- _Work request_
Reproduce all the material verbatim, down to the last line.

- _Material for this task_
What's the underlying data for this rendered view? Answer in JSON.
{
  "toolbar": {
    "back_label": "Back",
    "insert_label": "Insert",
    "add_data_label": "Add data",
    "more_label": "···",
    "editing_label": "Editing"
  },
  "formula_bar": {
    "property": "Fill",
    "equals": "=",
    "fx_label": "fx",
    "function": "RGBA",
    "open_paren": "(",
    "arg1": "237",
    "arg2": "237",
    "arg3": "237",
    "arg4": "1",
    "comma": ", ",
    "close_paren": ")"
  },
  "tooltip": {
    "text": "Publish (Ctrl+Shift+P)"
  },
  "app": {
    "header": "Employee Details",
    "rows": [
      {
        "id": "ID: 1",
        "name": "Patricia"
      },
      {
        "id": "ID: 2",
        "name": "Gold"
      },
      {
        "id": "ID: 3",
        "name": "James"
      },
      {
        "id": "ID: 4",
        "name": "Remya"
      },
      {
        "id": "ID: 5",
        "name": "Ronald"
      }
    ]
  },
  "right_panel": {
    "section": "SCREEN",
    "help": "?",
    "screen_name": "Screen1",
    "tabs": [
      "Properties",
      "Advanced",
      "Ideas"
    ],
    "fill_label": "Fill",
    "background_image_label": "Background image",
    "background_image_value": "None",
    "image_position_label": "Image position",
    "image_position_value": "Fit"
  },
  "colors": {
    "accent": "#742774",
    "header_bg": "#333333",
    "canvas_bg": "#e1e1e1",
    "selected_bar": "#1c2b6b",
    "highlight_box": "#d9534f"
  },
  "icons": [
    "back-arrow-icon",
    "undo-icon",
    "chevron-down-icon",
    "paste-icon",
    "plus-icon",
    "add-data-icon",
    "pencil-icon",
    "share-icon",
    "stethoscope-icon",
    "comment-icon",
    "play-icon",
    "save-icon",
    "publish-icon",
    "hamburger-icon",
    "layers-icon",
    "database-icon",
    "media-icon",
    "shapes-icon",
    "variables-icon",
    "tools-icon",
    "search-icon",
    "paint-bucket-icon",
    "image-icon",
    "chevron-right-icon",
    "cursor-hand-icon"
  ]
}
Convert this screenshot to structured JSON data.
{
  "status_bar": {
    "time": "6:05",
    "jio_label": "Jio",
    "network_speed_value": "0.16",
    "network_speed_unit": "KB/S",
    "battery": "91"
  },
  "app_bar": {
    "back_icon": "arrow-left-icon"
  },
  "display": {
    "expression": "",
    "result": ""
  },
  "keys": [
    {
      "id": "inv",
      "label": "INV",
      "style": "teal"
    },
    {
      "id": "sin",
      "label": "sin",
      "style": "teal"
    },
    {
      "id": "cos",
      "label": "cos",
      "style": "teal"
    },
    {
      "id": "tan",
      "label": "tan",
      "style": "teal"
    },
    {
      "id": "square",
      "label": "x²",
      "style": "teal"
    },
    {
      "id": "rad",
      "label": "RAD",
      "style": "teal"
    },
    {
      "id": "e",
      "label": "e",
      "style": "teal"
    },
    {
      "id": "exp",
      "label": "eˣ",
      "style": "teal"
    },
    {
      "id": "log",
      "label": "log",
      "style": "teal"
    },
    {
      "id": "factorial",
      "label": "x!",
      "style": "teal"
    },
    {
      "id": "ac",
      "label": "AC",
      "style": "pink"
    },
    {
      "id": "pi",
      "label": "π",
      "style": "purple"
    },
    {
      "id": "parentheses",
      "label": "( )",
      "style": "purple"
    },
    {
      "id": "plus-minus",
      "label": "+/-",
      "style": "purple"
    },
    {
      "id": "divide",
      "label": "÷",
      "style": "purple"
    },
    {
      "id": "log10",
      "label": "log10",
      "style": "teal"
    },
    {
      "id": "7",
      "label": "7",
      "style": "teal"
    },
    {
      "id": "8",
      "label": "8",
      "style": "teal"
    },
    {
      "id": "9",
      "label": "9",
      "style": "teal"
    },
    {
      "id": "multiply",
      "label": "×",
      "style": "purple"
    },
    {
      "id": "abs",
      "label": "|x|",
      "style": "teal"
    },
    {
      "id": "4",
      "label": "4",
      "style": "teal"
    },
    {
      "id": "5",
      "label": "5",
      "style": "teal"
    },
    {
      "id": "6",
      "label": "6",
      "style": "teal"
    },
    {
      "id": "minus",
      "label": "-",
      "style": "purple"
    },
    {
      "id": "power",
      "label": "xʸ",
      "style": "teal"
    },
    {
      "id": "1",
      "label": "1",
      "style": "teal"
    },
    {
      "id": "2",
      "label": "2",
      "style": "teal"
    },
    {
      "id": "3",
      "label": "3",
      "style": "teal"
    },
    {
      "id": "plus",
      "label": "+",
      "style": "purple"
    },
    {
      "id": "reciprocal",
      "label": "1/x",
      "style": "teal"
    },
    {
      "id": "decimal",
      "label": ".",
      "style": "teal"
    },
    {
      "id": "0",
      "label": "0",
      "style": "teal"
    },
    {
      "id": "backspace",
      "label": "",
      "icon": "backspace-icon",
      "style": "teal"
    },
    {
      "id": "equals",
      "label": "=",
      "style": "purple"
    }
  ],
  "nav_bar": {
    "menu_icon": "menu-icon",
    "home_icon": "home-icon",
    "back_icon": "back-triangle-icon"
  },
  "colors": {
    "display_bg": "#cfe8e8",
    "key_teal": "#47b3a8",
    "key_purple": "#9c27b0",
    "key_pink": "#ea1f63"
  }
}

- _Task answer_
What's the underlying data for this rendered view? Answer in JSON.
{
  "toolbar": {
    "back_label": "Back",
    "insert_label": "Insert",
    "add_data_label": "Add data",
    "more_label": "···",
    "editing_label": "Editing"
  },
  "formula_bar": {
    "property": "Fill",
    "equals": "=",
    "fx_label": "fx",
    "function": "RGBA",
    "open_paren": "(",
    "arg1": "237",
    "arg2": "237",
    "arg3": "237",
    "arg4": "1",
    "comma": ", ",
    "close_paren": ")"
  },
  "tooltip": {
    "text": "Publish (Ctrl+Shift+P)"
  },
  "app": {
    "header": "Employee Details",
    "rows": [
      {
        "id": "ID: 1",
        "name": "Patricia"
      },
      {
        "id": "ID: 2",
        "name": "Gold"
      },
      {
        "id": "ID: 3",
        "name": "James"
      },
      {
        "id": "ID: 4",
        "name": "Remya"
      },
      {
        "id": "ID: 5",
        "name": "Ronald"
      }
    ]
  },
  "right_panel": {
    "section": "SCREEN",
    "help": "?",
    "screen_name": "Screen1",
    "tabs": [
      "Properties",
      "Advanced",
      "Ideas"
    ],
    "fill_label": "Fill",
    "background_image_label": "Background image",
    "background_image_value": "None",
    "image_position_label": "Image position",
    "image_position_value": "Fit"
  },
  "colors": {
    "accent": "#742774",
    "header_bg": "#333333",
    "canvas_bg": "#e1e1e1",
    "selected_bar": "#1c2b6b",
    "highlight_box": "#d9534f"
  },
  "icons": [
    "back-arrow-icon",
    "undo-icon",
    "chevron-down-icon",
    "paste-icon",
    "plus-icon",
    "add-data-icon",
    "pencil-icon",
    "share-icon",
    "stethoscope-icon",
    "comment-icon",
    "play-icon",
    "save-icon",
    "publish-icon",
    "hamburger-icon",
    "layers-icon",
    "database-icon",
    "media-icon",
    "shapes-icon",
    "variables-icon",
    "tools-icon",
    "search-icon",
    "paint-bucket-icon",
    "image-icon",
    "chevron-right-icon",
    "cursor-hand-icon"
  ]
}
Convert this screenshot to structured JSON data.
{
  "status_bar": {
    "time": "6:05",
    "jio_label": "Jio",
    "network_speed_value": "0.16",
    "network_speed_unit": "KB/S",
    "battery": "91"
  },
  "app_bar": {
    "back_icon": "arrow-left-icon"
  },
  "display": {
    "expression": "",
    "result": ""
  },
  "keys": [
    {
      "id": "inv",
      "label": "INV",
      "style": "teal"
    },
    {
      "id": "sin",
      "label": "sin",
      "style": "teal"
    },
    {
      "id": "cos",
      "label": "cos",
      "style": "teal"
    },
    {
      "id": "tan",
      "label": "tan",
      "style": "teal"
    },
    {
      "id": "square",
      "label": "x²",
      "style": "teal"
    },
    {
      "id": "rad",
      "label": "RAD",
      "style": "teal"
    },
    {
      "id": "e",
      "label": "e",
      "style": "teal"
    },
    {
      "id": "exp",
      "label": "eˣ",
      "style": "teal"
    },
    {
      "id": "log",
      "label": "log",
      "style": "teal"
    },
    {
      "id": "factorial",
      "label": "x!",
      "style": "teal"
    },
    {
      "id": "ac",
      "label": "AC",
      "style": "pink"
    },
    {
      "id": "pi",
      "label": "π",
      "style": "purple"
    },
    {
      "id": "parentheses",
      "label": "( )",
      "style": "purple"
    },
    {
      "id": "plus-minus",
      "label": "+/-",
      "style": "purple"
    },
    {
      "id": "divide",
      "label": "÷",
      "style": "purple"
    },
    {
      "id": "log10",
      "label": "log10",
      "style": "teal"
    },
    {
      "id": "7",
      "label": "7",
      "style": "teal"
    },
    {
      "id": "8",
      "label": "8",
      "style": "teal"
    },
    {
      "id": "9",
      "label": "9",
      "style": "teal"
    },
    {
      "id": "multiply",
      "label": "×",
      "style": "purple"
    },
    {
      "id": "abs",
      "label": "|x|",
      "style": "teal"
    },
    {
      "id": "4",
      "label": "4",
      "style": "teal"
    },
    {
      "id": "5",
      "label": "5",
      "style": "teal"
    },
    {
      "id": "6",
      "label": "6",
      "style": "teal"
    },
    {
      "id": "minus",
      "label": "-",
      "style": "purple"
    },
    {
      "id": "power",
      "label": "xʸ",
      "style": "teal"
    },
    {
      "id": "1",
      "label": "1",
      "style": "teal"
    },
    {
      "id": "2",
      "label": "2",
      "style": "teal"
    },
    {
      "id": "3",
      "label": "3",
      "style": "teal"
    },
    {
      "id": "plus",
      "label": "+",
      "style": "purple"
    },
    {
      "id": "reciprocal",
      "label": "1/x",
      "style": "teal"
    },
    {
      "id": "decimal",
      "label": ".",
      "style": "teal"
    },
    {
      "id": "0",
      "label": "0",
      "style": "teal"
    },
    {
      "id": "backspace",
      "label": "",
      "icon": "backspace-icon",
      "style": "teal"
    },
    {
      "id": "equals",
      "label": "=",
      "style": "purple"
    }
  ],
  "nav_bar": {
    "menu_icon": "menu-icon",
    "home_icon": "home-icon",
    "back_icon": "back-triangle-icon"
  },
  "colors": {
    "display_bg": "#cfe8e8",
    "key_teal": "#47b3a8",
    "key_purple": "#9c27b0",
    "key_pink": "#ea1f63"
  }
}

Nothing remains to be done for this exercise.